2. Claws and Effect (Jonathan Gold, LA Weekly, 2006)
This is one of Gold’s columns that helped win him the Pulitzer, and a prime example of his genius as a critic. His pronouncement of the house-special crab at Macau Street is a deep-dive into the dish (a lightly battered and heavily spiced fried crab) and the interwoven history of cooking in Macau, a city influenced by both western and eastern culinary traditions. In City of Gold, he explained how he would report on a dish or cuisine he was not particularly familiar with, often going to a restaurant multiple times (his record was 17 visits). As a reader, “Claws and Effect” showcases that doggedness to not just critique but investigate.
3. N.W.A: A Hard Act to Follow (Jonathan Gold, LA Weekly, 1989)

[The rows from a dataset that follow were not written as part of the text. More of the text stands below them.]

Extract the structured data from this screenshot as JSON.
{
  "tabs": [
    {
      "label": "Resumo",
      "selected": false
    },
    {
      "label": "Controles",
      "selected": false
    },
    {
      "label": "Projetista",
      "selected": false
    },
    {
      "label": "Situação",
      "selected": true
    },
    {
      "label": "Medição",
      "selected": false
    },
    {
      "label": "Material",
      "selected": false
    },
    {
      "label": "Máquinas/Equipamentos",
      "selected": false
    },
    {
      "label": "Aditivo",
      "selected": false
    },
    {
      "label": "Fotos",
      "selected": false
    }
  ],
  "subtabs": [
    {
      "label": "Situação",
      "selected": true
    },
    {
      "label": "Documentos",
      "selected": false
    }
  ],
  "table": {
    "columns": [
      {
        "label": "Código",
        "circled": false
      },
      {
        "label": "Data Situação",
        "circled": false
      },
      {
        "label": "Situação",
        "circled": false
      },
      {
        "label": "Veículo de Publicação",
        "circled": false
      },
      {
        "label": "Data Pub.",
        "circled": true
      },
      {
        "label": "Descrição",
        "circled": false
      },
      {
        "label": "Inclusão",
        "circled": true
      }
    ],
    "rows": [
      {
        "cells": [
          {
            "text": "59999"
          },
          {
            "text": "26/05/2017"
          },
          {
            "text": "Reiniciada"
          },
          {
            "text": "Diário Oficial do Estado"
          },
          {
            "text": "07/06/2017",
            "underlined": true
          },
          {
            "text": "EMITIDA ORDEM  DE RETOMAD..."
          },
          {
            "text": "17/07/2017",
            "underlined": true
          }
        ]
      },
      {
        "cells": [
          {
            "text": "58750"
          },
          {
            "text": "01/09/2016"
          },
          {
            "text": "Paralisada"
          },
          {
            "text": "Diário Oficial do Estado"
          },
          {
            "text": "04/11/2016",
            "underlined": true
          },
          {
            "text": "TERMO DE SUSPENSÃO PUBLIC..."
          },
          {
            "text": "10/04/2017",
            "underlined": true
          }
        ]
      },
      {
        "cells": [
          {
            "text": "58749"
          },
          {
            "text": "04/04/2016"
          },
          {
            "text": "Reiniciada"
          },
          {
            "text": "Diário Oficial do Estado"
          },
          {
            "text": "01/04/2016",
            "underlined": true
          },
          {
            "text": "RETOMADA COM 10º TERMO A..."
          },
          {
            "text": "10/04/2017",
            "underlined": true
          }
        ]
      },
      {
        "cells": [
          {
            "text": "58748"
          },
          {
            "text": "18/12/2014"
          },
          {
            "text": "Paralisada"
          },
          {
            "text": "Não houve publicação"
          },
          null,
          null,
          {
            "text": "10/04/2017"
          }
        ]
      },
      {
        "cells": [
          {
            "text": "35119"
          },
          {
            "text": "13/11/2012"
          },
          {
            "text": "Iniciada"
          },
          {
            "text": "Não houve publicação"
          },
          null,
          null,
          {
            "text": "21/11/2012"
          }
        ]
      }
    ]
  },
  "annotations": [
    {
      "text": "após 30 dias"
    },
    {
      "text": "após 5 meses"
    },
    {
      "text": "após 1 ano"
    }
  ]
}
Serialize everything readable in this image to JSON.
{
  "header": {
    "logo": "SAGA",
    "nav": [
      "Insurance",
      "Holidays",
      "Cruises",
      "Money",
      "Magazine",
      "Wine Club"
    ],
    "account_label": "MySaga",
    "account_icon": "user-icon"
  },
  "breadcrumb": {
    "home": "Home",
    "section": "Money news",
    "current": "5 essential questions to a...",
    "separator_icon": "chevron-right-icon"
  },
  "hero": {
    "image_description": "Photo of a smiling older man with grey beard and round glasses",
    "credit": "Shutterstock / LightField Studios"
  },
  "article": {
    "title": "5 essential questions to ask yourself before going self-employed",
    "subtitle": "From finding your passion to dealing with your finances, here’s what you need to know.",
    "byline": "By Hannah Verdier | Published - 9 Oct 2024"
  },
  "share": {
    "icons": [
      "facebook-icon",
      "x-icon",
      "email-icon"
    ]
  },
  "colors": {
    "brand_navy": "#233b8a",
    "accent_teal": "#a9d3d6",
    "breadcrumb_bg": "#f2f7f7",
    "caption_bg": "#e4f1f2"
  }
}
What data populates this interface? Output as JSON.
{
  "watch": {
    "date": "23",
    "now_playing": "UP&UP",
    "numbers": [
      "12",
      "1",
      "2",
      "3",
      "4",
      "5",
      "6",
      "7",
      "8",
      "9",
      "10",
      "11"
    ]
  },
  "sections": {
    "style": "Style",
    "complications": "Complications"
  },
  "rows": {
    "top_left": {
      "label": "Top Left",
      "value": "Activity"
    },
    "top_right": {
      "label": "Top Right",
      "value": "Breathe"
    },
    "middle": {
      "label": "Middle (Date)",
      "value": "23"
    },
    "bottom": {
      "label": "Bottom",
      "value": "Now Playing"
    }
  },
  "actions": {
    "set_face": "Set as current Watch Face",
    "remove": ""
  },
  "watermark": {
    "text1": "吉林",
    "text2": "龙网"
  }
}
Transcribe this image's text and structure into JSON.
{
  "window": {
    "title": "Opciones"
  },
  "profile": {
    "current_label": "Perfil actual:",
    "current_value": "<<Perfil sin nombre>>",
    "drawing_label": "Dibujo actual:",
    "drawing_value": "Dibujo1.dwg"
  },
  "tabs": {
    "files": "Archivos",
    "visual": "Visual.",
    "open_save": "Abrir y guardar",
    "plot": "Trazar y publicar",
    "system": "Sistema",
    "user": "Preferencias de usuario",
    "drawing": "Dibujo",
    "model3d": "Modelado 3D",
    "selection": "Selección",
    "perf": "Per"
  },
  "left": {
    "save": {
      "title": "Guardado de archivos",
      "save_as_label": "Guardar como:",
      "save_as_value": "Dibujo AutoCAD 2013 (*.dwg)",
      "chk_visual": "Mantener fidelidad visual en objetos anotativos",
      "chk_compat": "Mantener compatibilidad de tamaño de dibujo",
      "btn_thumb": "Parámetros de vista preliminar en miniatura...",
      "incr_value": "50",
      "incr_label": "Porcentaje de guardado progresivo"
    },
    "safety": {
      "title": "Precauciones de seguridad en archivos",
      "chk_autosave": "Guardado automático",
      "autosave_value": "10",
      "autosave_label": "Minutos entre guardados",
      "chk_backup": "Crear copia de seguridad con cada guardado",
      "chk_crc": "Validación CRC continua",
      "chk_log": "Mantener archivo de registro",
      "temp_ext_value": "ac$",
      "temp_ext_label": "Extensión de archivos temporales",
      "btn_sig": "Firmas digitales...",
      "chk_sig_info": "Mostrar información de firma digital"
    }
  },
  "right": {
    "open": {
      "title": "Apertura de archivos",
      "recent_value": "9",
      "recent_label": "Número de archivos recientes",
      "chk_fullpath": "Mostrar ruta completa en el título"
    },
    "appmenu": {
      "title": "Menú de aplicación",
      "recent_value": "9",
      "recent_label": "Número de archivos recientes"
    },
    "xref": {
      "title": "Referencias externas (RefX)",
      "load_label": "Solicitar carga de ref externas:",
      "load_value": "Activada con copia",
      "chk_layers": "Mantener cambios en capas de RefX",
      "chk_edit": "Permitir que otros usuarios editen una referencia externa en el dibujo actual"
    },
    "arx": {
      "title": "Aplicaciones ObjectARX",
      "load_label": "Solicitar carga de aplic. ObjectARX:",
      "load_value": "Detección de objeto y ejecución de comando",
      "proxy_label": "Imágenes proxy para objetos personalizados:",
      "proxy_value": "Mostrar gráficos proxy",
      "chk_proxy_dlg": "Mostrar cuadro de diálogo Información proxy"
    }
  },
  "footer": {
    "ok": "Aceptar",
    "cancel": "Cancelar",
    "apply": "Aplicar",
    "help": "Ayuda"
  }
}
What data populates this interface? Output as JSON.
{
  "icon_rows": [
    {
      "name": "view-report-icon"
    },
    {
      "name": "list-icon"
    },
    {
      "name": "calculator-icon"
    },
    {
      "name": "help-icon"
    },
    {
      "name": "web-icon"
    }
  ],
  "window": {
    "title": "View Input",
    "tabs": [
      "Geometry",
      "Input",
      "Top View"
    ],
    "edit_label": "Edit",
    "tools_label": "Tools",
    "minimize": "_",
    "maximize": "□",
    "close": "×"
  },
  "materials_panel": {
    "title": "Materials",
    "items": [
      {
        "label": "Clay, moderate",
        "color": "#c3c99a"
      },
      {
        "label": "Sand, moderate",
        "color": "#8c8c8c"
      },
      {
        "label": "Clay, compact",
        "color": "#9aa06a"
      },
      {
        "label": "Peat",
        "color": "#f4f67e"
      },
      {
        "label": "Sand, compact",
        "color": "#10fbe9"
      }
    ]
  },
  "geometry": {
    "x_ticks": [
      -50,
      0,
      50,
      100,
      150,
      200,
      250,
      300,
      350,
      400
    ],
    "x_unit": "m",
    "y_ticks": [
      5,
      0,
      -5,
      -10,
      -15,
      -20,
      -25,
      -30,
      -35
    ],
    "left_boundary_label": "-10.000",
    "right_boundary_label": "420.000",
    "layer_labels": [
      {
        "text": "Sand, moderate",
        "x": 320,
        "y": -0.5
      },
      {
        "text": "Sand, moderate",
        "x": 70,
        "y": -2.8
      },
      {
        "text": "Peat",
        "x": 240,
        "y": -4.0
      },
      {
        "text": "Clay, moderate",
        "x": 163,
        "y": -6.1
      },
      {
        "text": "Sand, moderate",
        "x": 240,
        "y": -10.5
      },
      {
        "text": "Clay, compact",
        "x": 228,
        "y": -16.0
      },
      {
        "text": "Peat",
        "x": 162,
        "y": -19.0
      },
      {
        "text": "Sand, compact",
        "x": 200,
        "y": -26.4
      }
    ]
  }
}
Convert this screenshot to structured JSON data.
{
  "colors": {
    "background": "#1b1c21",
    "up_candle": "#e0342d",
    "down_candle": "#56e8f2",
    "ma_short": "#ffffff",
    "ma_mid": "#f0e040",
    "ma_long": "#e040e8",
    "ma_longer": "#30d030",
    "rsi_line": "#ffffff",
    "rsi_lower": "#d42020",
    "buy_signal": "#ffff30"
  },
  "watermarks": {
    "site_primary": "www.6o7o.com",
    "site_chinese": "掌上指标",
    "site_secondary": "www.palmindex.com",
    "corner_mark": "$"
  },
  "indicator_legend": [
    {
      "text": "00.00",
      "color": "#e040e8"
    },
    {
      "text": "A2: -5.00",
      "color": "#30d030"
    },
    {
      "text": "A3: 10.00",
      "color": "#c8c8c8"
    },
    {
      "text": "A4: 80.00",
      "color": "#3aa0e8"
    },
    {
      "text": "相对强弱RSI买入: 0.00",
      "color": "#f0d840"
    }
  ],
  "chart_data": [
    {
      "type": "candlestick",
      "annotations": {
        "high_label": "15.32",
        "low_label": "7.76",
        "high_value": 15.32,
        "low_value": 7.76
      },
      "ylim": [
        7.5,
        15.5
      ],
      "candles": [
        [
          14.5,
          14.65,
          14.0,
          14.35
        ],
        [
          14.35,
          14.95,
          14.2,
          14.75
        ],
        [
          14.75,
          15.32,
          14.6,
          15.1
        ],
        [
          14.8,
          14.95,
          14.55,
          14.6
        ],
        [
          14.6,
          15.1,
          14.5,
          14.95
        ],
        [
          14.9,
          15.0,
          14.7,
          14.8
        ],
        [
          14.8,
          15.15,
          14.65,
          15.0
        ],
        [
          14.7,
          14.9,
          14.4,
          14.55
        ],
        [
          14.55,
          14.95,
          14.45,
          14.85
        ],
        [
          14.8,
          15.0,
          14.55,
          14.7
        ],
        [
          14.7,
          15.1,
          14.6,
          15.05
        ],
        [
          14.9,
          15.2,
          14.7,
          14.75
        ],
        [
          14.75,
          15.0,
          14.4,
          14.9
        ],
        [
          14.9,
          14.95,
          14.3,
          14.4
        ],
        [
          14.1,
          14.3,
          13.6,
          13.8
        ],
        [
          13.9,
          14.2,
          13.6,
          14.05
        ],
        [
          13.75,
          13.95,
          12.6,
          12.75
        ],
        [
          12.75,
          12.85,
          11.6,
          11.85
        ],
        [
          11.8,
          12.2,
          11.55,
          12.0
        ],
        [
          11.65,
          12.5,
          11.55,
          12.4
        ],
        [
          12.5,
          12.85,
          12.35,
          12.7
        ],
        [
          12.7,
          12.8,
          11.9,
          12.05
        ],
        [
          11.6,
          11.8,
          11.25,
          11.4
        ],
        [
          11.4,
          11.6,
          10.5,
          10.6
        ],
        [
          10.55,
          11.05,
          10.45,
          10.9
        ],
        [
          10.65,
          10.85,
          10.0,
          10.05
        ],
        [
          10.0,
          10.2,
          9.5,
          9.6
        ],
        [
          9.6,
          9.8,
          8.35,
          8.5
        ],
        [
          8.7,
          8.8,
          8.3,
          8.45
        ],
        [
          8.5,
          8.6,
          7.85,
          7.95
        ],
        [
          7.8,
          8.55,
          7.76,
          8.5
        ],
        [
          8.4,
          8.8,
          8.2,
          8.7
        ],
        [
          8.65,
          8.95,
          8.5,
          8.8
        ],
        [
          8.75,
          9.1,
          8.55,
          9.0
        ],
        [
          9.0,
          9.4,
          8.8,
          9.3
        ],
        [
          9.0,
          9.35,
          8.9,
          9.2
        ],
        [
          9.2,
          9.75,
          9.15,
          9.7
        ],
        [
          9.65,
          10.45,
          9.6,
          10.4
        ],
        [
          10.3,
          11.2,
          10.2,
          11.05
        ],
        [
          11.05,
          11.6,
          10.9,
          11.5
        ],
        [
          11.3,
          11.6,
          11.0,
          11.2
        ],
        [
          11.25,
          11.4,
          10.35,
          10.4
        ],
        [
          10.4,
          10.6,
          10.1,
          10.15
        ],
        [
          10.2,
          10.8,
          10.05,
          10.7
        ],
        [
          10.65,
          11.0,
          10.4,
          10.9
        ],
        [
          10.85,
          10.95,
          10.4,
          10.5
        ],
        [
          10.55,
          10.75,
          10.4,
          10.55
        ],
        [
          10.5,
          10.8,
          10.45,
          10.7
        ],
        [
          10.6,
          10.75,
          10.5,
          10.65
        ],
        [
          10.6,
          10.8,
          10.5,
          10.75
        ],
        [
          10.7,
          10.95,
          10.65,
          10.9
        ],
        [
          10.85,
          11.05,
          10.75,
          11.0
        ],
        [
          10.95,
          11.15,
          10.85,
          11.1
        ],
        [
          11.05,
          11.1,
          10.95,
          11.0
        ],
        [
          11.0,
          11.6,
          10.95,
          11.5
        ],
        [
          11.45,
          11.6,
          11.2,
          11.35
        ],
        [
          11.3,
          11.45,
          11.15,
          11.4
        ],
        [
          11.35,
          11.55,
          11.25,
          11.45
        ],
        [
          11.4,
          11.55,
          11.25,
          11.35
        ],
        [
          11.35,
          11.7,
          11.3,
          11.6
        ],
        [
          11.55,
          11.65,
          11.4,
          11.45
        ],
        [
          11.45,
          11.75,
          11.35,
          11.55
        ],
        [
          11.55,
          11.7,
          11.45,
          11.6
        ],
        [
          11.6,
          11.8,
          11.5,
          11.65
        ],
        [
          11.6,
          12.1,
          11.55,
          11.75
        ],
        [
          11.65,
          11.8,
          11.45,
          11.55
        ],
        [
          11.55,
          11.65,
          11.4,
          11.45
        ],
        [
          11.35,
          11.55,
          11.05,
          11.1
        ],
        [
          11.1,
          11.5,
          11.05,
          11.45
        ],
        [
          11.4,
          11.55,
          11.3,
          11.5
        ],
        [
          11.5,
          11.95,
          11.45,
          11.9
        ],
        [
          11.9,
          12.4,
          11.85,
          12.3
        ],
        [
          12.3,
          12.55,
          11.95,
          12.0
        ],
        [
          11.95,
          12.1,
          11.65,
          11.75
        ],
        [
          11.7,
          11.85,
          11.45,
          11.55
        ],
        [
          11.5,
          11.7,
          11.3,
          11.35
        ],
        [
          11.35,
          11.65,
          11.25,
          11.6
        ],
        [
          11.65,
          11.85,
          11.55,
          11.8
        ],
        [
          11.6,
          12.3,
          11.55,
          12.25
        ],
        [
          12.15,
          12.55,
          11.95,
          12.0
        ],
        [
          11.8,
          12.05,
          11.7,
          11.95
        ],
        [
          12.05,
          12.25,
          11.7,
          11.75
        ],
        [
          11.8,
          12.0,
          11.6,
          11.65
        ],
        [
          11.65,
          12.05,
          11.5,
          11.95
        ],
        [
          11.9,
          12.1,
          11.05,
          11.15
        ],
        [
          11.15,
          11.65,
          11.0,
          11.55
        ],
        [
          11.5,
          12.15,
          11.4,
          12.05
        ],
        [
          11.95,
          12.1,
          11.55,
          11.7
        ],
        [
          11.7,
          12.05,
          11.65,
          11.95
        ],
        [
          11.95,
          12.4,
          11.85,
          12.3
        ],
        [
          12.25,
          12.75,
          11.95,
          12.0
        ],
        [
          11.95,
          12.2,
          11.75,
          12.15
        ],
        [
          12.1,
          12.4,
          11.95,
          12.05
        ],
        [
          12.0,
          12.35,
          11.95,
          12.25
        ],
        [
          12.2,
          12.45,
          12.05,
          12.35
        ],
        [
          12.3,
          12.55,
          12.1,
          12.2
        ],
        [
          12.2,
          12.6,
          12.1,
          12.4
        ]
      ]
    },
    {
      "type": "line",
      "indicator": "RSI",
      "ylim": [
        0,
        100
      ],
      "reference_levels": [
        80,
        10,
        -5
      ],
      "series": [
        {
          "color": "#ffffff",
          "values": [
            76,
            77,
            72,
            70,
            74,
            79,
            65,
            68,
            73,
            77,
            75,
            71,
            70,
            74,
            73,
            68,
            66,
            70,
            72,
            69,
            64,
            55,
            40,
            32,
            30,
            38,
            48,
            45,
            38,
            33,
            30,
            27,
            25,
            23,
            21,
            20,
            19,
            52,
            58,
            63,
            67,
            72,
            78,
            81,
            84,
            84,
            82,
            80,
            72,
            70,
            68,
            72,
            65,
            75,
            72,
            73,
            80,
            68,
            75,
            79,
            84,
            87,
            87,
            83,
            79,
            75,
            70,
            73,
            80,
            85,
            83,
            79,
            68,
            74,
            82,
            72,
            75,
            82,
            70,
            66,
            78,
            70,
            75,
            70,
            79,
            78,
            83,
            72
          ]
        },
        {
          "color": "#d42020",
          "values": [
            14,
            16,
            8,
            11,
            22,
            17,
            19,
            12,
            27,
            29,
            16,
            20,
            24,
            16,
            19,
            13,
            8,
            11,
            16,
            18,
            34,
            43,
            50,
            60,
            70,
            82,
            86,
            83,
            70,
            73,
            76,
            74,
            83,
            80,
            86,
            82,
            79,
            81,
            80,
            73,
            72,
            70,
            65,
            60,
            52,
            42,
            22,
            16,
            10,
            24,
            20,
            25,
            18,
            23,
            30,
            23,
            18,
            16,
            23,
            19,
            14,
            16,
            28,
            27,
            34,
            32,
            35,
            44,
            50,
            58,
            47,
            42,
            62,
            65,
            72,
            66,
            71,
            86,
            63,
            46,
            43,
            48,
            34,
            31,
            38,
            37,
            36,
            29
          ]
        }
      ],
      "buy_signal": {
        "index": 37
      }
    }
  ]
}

Gold began his career as a music reporter, and his 1989 cover story of N.W.A — before the in-fighting and subsequent break-up — is both an examination of hip-hop and rap’s influence on pop culture as well as the dynamics of the group. Gold doesn’t parrot cliches about N.W.A or gangsta rap; instead, he highlights why the group was so groundbreaking: “N.W.A’s canny self-identification as a ruthless Compton street gang, though, is close enough to blur the knife’s edge between streetwise fantasy and funky cold experience.”
4. Kogi Rolls Into L.A. (Jonathan Gold, LA Weekly, 2009)
Roy Choi is arguably one of the nation’s most well-known and celebrated chefs, but in 2009, when Gold published his review of Choi’s Korean taco truck Kogi BBQ, the then-(largely) unknown chef was in the midst of experimenting with a now-singular cuisine that is now a worldwide influence. As Choi recounts in City of Gold, the critic immediately understood what Choi was attempting to accomplish, and titled his review — “Korean Taco Justice League” — as such, conveying Choi’s melding of two of the world’s great cuisines.
5. The Gateway and the Gatekeeper (Danny Chau, The Ringer, 2018)
Part of Gold’s brilliance lay in how he connected with each reader; his use of the perspective of the second-person immediately established a bond and introduced cuisines and dishes to what he believed might be a skeptical audience. In that way, Gold was a friend first, a confidante second, and lastly an expert and critic, and Chau explains how that perspective was revolutionary from a critical standpoint.
6. Critic Jonathan Gold on LA Restaurants, Anonymity, and Corporate Chains (Hillary Dixler Canavan, Eater, 2014)
In 2015, Gold publicly revealed himself, shedding the mask of anonymity that the majority of food critics still adhere to, and in this interview, a full year before he published a triptych of himself in the Los Angeles Times, he explained his reasoning behind the decision: “There’s some key ways of looking at this: One, restaurant critics have never been anonymous, right? Never. The people who think they’re anonymous are just kidding themselves, because when a restaurant has that kind of financial involvement in knowing who one of their customers is, they’re going to know.”
7. Jonathan Gold’s Timeless, Tireless Criticism (Adam Platt, Grub Street, 2018)
It’s easy to forget that Gold didn’t just possess a discerning palate — he was a phenomenal writer, capable of teasing out descriptions of tastes and sensations in tight prose. Platt, who is New York Magazine‘s dining critic, expounds on the difficulty as a food writer of describing a dish just so in a limited space, and describes the first time he met Gold over a lunch of hand-rolled pasta with a luxurious cream sauce.